- Green Screen D Organic Sunscreen, SPF 35, by Kabana Skin Care
- Aubrey Organics Natural Sun Screen, Green Tea, SPF 30+
- Aubrey Organics Natural Sun Sunscreen, Sensitive Skin/Children, Unscented, SPF 30+
- Aubrey Organics Natural Sun Saving Face Sunscreen, SPF 15
- Green Screen Organic Sunscreen, Bronze, Neutral, Nude or Peach, SPF 32
- Green Screen Organic Sunscreen, Original, SPF 31
- Aubrey Organics Natural Sun Sunscreen for Active Lifestyles, Tropical, SPF 30
A Few Guidelines
When we’re getting ready to go outside and play, we want to use the good stuff, and also use it right. Here are some tips for the best protection:
- Apply sunscreen 15-30 minutes prior to exposure
- WebMD quotes H. Ray Jalian, MD, a dermatologist at UCLA Medical Center in Santa Monica recommending “a shot glass full.” Apply generously!
- Reapply every 2 hours
- To maintain freshness/shelf life, don’t keep sunblock in the car or in a hot place
- Check expiration dates and buy fresh, because SPF can diminish slightly over time
A Note About Vitamin D
It’s actually true that too much sunscreen could be a bad thing. Sunscreen blocks out UV rays that are actually necessary for your body to generate vitamin D. People with too little sun exposure tend to have Vitamin D deficiency, which is not only linked with poor calcium absorption leading to osteoporosis, as well immune deficiency, but is now also considered a major risk factor in developing breast cancer.
The good news? Experts say a daily 10-15 minutes of undiluted sunshine on your skin should provide adequately for your vitamin D needs, but also recommend you take the time to have your levels checked. If you have a deficiency and need to avoid direct sunlight, you’ll find the vitamins in fortified food products and in supplement form.
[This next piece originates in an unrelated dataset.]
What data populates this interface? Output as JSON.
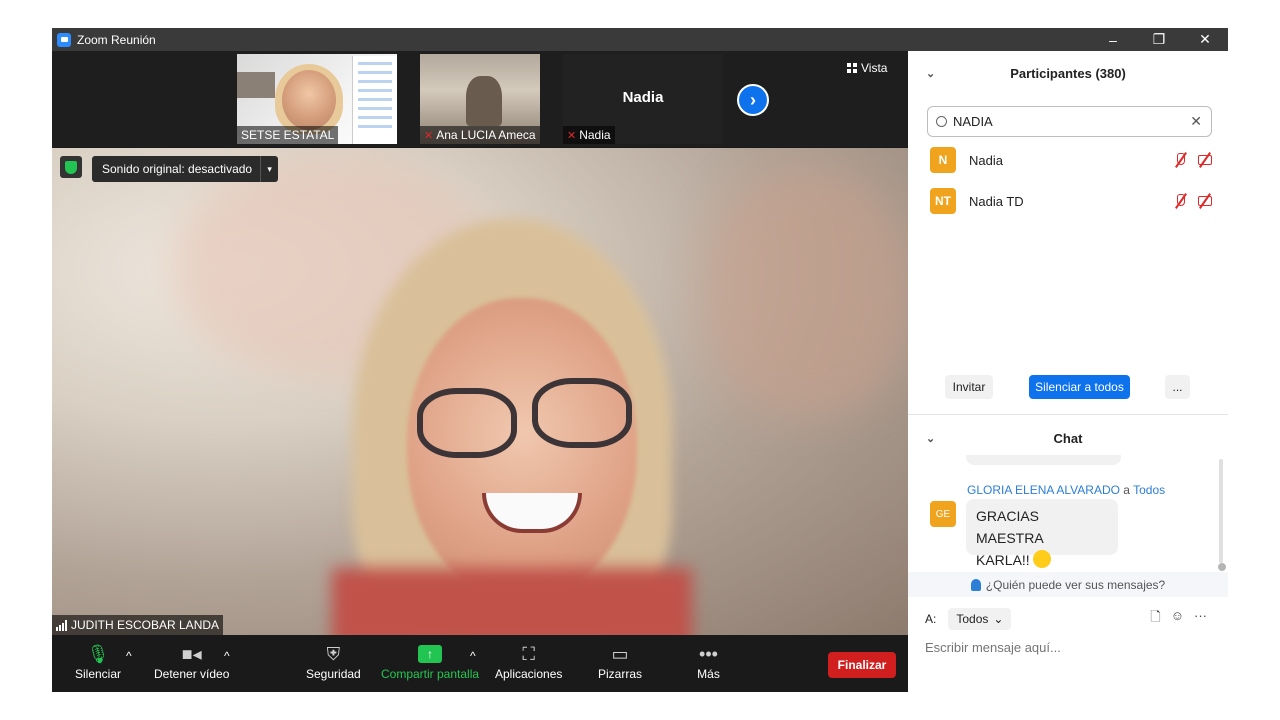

This summer, enjoy safe fun in the sun and come home with a healthy radiance.
 Consumer Reports: “Don’t Get Burned by Your Sunscreen.”
 WebMD: “Sunscreens Not Created Equal: Consumer Reports” By Kathleen Doheny, Reviewed by Michael W. Smith, MD.